App and web page records
▽

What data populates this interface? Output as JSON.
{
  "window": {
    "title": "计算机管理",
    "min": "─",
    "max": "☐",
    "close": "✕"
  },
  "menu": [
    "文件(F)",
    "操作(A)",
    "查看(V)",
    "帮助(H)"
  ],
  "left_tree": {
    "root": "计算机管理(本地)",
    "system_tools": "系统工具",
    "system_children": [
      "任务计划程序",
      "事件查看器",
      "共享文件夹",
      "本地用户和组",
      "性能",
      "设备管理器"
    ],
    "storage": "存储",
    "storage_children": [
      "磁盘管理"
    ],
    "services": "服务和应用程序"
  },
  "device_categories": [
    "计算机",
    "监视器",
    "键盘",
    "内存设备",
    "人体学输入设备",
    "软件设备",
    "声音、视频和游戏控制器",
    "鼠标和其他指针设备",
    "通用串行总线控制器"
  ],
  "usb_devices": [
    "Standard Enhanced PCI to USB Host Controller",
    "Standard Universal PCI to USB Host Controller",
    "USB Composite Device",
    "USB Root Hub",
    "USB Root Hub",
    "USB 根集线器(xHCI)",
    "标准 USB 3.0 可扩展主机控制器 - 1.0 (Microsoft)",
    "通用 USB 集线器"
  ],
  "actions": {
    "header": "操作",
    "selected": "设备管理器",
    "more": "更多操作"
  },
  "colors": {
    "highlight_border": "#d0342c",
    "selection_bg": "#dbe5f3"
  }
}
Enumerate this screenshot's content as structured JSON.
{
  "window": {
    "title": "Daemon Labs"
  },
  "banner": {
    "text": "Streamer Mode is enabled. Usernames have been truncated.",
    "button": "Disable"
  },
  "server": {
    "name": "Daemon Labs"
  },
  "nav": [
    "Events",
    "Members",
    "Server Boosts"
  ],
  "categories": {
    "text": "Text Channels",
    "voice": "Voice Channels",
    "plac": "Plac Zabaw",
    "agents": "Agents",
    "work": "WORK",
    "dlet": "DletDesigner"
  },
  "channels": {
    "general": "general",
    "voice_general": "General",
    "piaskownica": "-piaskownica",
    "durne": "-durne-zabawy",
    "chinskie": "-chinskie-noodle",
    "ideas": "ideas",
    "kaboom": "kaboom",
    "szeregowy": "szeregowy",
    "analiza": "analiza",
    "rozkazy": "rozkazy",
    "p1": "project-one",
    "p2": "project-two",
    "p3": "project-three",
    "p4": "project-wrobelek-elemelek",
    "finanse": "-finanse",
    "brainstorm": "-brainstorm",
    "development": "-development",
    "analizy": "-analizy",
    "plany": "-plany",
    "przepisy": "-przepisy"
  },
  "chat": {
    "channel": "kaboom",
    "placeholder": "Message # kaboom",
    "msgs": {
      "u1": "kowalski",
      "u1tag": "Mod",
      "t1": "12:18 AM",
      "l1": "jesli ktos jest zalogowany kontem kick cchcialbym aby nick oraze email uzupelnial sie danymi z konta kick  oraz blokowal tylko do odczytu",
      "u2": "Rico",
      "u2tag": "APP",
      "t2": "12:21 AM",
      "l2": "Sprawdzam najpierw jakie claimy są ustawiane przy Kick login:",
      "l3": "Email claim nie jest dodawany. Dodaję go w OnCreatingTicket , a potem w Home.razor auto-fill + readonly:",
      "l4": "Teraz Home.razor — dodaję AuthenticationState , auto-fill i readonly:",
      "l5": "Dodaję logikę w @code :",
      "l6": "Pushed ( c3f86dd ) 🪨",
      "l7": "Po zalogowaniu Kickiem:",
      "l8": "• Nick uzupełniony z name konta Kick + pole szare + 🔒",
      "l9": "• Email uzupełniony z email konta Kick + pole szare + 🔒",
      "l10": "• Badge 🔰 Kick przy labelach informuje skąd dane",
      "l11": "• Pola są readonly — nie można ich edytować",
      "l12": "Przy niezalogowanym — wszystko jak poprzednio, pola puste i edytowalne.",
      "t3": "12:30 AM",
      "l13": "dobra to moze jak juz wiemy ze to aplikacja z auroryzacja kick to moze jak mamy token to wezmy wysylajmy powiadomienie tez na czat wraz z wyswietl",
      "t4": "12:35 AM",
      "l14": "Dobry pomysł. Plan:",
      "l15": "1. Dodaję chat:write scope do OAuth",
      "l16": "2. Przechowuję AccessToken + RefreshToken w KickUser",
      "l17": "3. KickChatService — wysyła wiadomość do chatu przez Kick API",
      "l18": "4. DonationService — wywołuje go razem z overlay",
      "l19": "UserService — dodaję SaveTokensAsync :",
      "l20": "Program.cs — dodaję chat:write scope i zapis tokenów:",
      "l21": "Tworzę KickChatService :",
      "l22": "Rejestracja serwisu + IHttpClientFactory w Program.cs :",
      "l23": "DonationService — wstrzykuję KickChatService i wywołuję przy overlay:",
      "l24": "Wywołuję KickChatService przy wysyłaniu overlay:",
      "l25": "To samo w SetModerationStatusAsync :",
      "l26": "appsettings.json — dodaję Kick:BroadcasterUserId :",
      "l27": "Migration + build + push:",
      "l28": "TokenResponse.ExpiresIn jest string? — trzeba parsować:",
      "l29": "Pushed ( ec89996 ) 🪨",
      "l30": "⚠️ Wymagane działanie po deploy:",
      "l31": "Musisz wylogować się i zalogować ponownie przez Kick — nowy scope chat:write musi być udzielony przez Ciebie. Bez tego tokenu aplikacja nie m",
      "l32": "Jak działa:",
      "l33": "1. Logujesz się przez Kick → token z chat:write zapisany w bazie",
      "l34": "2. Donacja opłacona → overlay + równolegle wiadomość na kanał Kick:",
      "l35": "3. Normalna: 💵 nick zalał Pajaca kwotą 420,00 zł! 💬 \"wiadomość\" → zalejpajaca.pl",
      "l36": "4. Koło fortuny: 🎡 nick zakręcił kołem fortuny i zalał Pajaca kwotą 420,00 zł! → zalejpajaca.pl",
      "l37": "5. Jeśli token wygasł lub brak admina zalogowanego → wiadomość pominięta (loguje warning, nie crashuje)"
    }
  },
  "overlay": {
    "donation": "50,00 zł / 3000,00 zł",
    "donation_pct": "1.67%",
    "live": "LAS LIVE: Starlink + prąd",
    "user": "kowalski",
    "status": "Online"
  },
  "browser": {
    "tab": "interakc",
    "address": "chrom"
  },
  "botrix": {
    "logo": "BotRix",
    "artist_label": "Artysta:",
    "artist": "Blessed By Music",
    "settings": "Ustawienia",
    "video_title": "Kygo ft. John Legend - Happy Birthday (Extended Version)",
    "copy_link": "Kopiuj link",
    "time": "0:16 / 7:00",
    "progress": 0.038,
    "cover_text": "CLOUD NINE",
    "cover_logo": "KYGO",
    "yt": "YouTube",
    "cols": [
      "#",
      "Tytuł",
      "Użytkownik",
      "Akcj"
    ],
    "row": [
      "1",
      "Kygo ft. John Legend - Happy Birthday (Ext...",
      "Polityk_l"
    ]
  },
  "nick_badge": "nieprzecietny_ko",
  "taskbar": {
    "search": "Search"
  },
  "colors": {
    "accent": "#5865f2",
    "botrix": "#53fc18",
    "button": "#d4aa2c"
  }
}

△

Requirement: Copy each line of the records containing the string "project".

Written answer:
    "p1": "project-one",
    "p2": "project-two",
    "p3": "project-three",
    "p4": "project-wrobelek-elemelek",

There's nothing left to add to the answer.